| App and web page records |

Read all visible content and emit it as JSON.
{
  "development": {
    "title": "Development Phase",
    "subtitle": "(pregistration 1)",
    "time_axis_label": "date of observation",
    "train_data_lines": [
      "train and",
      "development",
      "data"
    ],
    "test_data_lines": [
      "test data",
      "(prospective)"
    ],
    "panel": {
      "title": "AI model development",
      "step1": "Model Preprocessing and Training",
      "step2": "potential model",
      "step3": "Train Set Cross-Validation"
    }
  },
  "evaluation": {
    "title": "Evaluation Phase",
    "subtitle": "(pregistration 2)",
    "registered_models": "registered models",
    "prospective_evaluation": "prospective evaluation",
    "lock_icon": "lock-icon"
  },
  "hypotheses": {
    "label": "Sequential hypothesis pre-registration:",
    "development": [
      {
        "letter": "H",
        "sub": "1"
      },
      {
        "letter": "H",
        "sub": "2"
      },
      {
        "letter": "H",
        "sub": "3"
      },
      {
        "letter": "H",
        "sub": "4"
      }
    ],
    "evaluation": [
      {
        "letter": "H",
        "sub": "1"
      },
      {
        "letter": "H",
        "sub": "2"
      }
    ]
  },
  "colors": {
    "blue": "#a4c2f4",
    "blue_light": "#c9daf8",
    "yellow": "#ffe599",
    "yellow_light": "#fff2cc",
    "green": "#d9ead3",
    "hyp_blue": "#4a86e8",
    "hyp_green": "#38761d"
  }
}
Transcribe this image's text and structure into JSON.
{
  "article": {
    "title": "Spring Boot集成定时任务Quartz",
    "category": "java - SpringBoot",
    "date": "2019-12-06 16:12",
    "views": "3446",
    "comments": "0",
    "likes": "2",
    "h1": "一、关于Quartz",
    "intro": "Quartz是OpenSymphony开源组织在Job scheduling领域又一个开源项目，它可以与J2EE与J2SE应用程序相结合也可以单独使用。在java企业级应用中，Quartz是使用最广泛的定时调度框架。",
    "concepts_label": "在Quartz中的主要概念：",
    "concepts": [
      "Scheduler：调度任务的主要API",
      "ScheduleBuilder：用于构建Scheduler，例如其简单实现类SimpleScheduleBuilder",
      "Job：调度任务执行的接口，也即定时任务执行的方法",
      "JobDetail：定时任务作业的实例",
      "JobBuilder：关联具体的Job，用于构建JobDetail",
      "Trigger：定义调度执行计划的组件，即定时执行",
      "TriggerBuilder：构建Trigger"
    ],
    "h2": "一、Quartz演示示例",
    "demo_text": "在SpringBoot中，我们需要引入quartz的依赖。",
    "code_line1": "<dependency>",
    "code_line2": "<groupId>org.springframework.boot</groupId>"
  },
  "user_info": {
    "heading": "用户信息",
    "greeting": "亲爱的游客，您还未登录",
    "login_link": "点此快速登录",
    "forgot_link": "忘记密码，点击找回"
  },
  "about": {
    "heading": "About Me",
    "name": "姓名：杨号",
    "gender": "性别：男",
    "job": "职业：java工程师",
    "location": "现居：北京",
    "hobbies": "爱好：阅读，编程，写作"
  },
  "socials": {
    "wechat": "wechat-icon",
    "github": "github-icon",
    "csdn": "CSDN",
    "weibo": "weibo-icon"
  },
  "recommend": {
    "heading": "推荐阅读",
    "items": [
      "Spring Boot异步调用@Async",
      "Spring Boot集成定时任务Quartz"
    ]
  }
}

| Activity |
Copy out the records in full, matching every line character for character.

| Solved exercise |
Read all visible content and emit it as JSON.
{
  "development": {
    "title": "Development Phase",
    "subtitle": "(pregistration 1)",
    "time_axis_label": "date of observation",
    "train_data_lines": [
      "train and",
      "development",
      "data"
    ],
    "test_data_lines": [
      "test data",
      "(prospective)"
    ],
    "panel": {
      "title": "AI model development",
      "step1": "Model Preprocessing and Training",
      "step2": "potential model",
      "step3": "Train Set Cross-Validation"
    }
  },
  "evaluation": {
    "title": "Evaluation Phase",
    "subtitle": "(pregistration 2)",
    "registered_models": "registered models",
    "prospective_evaluation": "prospective evaluation",
    "lock_icon": "lock-icon"
  },
  "hypotheses": {
    "label": "Sequential hypothesis pre-registration:",
    "development": [
      {
        "letter": "H",
        "sub": "1"
      },
      {
        "letter": "H",
        "sub": "2"
      },
      {
        "letter": "H",
        "sub": "3"
      },
      {
        "letter": "H",
        "sub": "4"
      }
    ],
    "evaluation": [
      {
        "letter": "H",
        "sub": "1"
      },
      {
        "letter": "H",
        "sub": "2"
      }
    ]
  },
  "colors": {
    "blue": "#a4c2f4",
    "blue_light": "#c9daf8",
    "yellow": "#ffe599",
    "yellow_light": "#fff2cc",
    "green": "#d9ead3",
    "hyp_blue": "#4a86e8",
    "hyp_green": "#38761d"
  }
}
Transcribe this image's text and structure into JSON.
{
  "article": {
    "title": "Spring Boot集成定时任务Quartz",
    "category": "java - SpringBoot",
    "date": "2019-12-06 16:12",
    "views": "3446",
    "comments": "0",
    "likes": "2",
    "h1": "一、关于Quartz",
    "intro": "Quartz是OpenSymphony开源组织在Job scheduling领域又一个开源项目，它可以与J2EE与J2SE应用程序相结合也可以单独使用。在java企业级应用中，Quartz是使用最广泛的定时调度框架。",
    "concepts_label": "在Quartz中的主要概念：",
    "concepts": [
      "Scheduler：调度任务的主要API",
      "ScheduleBuilder：用于构建Scheduler，例如其简单实现类SimpleScheduleBuilder",
      "Job：调度任务执行的接口，也即定时任务执行的方法",
      "JobDetail：定时任务作业的实例",
      "JobBuilder：关联具体的Job，用于构建JobDetail",
      "Trigger：定义调度执行计划的组件，即定时执行",
      "TriggerBuilder：构建Trigger"
    ],
    "h2": "一、Quartz演示示例",
    "demo_text": "在SpringBoot中，我们需要引入quartz的依赖。",
    "code_line1": "<dependency>",
    "code_line2": "<groupId>org.springframework.boot</groupId>"
  },
  "user_info": {
    "heading": "用户信息",
    "greeting": "亲爱的游客，您还未登录",
    "login_link": "点此快速登录",
    "forgot_link": "忘记密码，点击找回"
  },
  "about": {
    "heading": "About Me",
    "name": "姓名：杨号",
    "gender": "性别：男",
    "job": "职业：java工程师",
    "location": "现居：北京",
    "hobbies": "爱好：阅读，编程，写作"
  },
  "socials": {
    "wechat": "wechat-icon",
    "github": "github-icon",
    "csdn": "CSDN",
    "weibo": "weibo-icon"
  },
  "recommend": {
    "heading": "推荐阅读",
    "items": [
      "Spring Boot异步调用@Async",
      "Spring Boot集成定时任务Quartz"
    ]
  }
}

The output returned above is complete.